My name is Robert Mitchell and I am based out of Toronto, Canada. I have tried to fit what I do unto a business card usually with not much luck. I'm a videographer, an interviewer, a writer, on and on. However during the Toronto International Film Festival in 2009, I had the honor to capture the Bad Lieutenant: Port of Call New Orleans Q&A for Colin Geddes with Werner Herzog. This is where I first heard the term, soldier of cinema. Suffice to say I thought it was an amazing phrase. I'm not the only one, I hear the phrase mentioned at festivals, during any kind of cinematic adventure, like the recent 16mm print rescue from the Toronto Reference Library etc.

A lot of what I do and deem important does not involve me making much if any money. Comes at a great personal sacrifice and relies on great passion and determination. Hence, the reason I have co-opted the term soldier of cinema and the reason why this blog is so named.
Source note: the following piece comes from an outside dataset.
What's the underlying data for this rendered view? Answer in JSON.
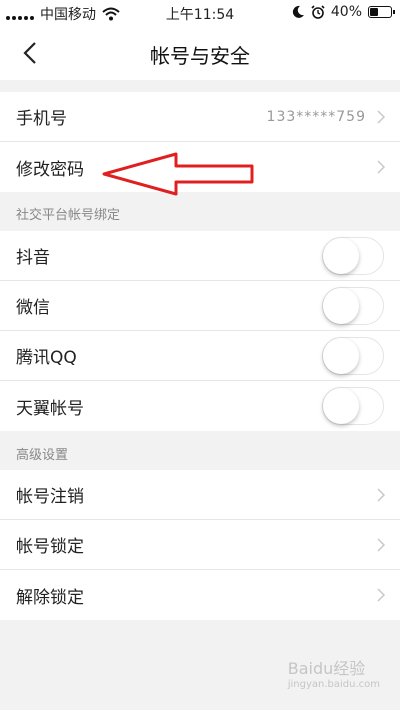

What is the blog? Good question. The idea first arrived to me when I uploaded a recent interview I did with the actor William Forsythe. One of my personal favorites - as it involved us talking about the great Sergio Leone. I loved the interview but the sound was horrible. The crowd from the convention center drowned out our conversation and the video looked like a happy actor reminiscing and an excited yet tired interviewer going through a pantomime. I then thought all is not lost I can transcribe it and still find a place for this interview. The question then became, where? I have a website but know nothing about design and code and have not the money or time to make this a priority. Long story short, it has not been updated in quite some time. This lead to the creation of this blog.

At the moment, like most things in my life, there is no road map, no grand scheme so what will show up here is as much your guess as it is mine. I can however say with a great degree of certainty that you will see an interview with William Forsythe in the not so distant future.

Here it is, just what the world needs, another blog. I take my leave, as I have to look in the mirror and freshen up my drink.